YOUR GOAL » Write the whole listing out again, word for word.

═══ RECORD EXTRACTS

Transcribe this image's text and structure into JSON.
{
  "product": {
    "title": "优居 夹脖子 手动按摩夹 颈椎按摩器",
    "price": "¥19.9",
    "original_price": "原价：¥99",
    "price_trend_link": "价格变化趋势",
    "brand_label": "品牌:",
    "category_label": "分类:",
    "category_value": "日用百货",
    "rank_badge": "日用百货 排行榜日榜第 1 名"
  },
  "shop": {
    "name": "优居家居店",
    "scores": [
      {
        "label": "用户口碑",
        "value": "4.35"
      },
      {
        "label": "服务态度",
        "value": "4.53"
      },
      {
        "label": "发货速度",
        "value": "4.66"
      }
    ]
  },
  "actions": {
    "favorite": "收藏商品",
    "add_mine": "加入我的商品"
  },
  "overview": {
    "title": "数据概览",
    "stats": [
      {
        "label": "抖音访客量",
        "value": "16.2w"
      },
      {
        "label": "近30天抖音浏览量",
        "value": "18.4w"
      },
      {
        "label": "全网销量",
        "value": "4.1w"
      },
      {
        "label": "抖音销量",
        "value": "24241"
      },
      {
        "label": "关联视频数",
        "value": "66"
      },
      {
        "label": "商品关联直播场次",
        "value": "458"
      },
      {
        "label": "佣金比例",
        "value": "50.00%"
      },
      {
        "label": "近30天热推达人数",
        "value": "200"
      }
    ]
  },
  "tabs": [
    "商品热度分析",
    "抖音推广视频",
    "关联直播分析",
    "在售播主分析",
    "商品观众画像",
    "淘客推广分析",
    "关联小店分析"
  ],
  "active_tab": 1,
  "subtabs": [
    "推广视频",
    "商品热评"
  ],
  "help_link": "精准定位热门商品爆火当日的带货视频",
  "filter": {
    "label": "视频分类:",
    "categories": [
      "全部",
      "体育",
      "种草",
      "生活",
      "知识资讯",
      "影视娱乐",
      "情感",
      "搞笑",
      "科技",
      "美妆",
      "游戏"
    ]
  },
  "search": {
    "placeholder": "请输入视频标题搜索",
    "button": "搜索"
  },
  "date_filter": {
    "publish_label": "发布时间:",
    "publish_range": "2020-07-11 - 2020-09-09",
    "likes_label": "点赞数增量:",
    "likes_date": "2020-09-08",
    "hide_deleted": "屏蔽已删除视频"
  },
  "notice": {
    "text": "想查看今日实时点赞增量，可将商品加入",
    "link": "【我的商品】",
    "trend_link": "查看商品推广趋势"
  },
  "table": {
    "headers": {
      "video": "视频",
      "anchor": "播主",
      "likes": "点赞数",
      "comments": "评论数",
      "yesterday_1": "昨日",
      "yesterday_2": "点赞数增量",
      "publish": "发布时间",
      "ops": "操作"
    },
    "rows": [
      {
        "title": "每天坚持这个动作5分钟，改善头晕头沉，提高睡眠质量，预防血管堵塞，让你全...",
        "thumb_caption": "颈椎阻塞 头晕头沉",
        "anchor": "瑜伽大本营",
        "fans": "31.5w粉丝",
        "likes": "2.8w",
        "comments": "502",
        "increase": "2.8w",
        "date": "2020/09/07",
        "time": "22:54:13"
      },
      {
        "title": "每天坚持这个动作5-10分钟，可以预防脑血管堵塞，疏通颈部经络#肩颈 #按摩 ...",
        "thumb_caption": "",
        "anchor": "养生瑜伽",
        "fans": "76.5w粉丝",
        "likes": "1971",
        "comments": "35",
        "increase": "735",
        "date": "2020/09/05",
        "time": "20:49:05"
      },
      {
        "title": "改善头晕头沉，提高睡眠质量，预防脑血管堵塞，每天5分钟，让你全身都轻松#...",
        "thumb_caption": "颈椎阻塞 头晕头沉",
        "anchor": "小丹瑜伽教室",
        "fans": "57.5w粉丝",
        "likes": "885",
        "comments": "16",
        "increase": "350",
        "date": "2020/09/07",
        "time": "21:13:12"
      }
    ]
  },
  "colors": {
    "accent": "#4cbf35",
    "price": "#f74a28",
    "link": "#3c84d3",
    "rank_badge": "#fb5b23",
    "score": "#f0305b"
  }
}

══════

RESULT BELOW »
Transcribe this image's text and structure into JSON.
{
  "product": {
    "title": "优居 夹脖子 手动按摩夹 颈椎按摩器",
    "price": "¥19.9",
    "original_price": "原价：¥99",
    "price_trend_link": "价格变化趋势",
    "brand_label": "品牌:",
    "category_label": "分类:",
    "category_value": "日用百货",
    "rank_badge": "日用百货 排行榜日榜第 1 名"
  },
  "shop": {
    "name": "优居家居店",
    "scores": [
      {
        "label": "用户口碑",
        "value": "4.35"
      },
      {
        "label": "服务态度",
        "value": "4.53"
      },
      {
        "label": "发货速度",
        "value": "4.66"
      }
    ]
  },
  "actions": {
    "favorite": "收藏商品",
    "add_mine": "加入我的商品"
  },
  "overview": {
    "title": "数据概览",
    "stats": [
      {
        "label": "抖音访客量",
        "value": "16.2w"
      },
      {
        "label": "近30天抖音浏览量",
        "value": "18.4w"
      },
      {
        "label": "全网销量",
        "value": "4.1w"
      },
      {
        "label": "抖音销量",
        "value": "24241"
      },
      {
        "label": "关联视频数",
        "value": "66"
      },
      {
        "label": "商品关联直播场次",
        "value": "458"
      },
      {
        "label": "佣金比例",
        "value": "50.00%"
      },
      {
        "label": "近30天热推达人数",
        "value": "200"
      }
    ]
  },
  "tabs": [
    "商品热度分析",
    "抖音推广视频",
    "关联直播分析",
    "在售播主分析",
    "商品观众画像",
    "淘客推广分析",
    "关联小店分析"
  ],
  "active_tab": 1,
  "subtabs": [
    "推广视频",
    "商品热评"
  ],
  "help_link": "精准定位热门商品爆火当日的带货视频",
  "filter": {
    "label": "视频分类:",
    "categories": [
      "全部",
      "体育",
      "种草",
      "生活",
      "知识资讯",
      "影视娱乐",
      "情感",
      "搞笑",
      "科技",
      "美妆",
      "游戏"
    ]
  },
  "search": {
    "placeholder": "请输入视频标题搜索",
    "button": "搜索"
  },
  "date_filter": {
    "publish_label": "发布时间:",
    "publish_range": "2020-07-11 - 2020-09-09",
    "likes_label": "点赞数增量:",
    "likes_date": "2020-09-08",
    "hide_deleted": "屏蔽已删除视频"
  },
  "notice": {
    "text": "想查看今日实时点赞增量，可将商品加入",
    "link": "【我的商品】",
    "trend_link": "查看商品推广趋势"
  },
  "table": {
    "headers": {
      "video": "视频",
      "anchor": "播主",
      "likes": "点赞数",
      "comments": "评论数",
      "yesterday_1": "昨日",
      "yesterday_2": "点赞数增量",
      "publish": "发布时间",
      "ops": "操作"
    },
    "rows": [
      {
        "title": "每天坚持这个动作5分钟，改善头晕头沉，提高睡眠质量，预防血管堵塞，让你全...",
        "thumb_caption": "颈椎阻塞 头晕头沉",
        "anchor": "瑜伽大本营",
        "fans": "31.5w粉丝",
        "likes": "2.8w",
        "comments": "502",
        "increase": "2.8w",
        "date": "2020/09/07",
        "time": "22:54:13"
      },
      {
        "title": "每天坚持这个动作5-10分钟，可以预防脑血管堵塞，疏通颈部经络#肩颈 #按摩 ...",
        "thumb_caption": "",
        "anchor": "养生瑜伽",
        "fans": "76.5w粉丝",
        "likes": "1971",
        "comments": "35",
        "increase": "735",
        "date": "2020/09/05",
        "time": "20:49:05"
      },
      {
        "title": "改善头晕头沉，提高睡眠质量，预防脑血管堵塞，每天5分钟，让你全身都轻松#...",
        "thumb_caption": "颈椎阻塞 头晕头沉",
        "anchor": "小丹瑜伽教室",
        "fans": "57.5w粉丝",
        "likes": "885",
        "comments": "16",
        "increase": "350",
        "date": "2020/09/07",
        "time": "21:13:12"
      }
    ]
  },
  "colors": {
    "accent": "#4cbf35",
    "price": "#f74a28",
    "link": "#3c84d3",
    "rank_badge": "#fb5b23",
    "score": "#f0305b"
  }
}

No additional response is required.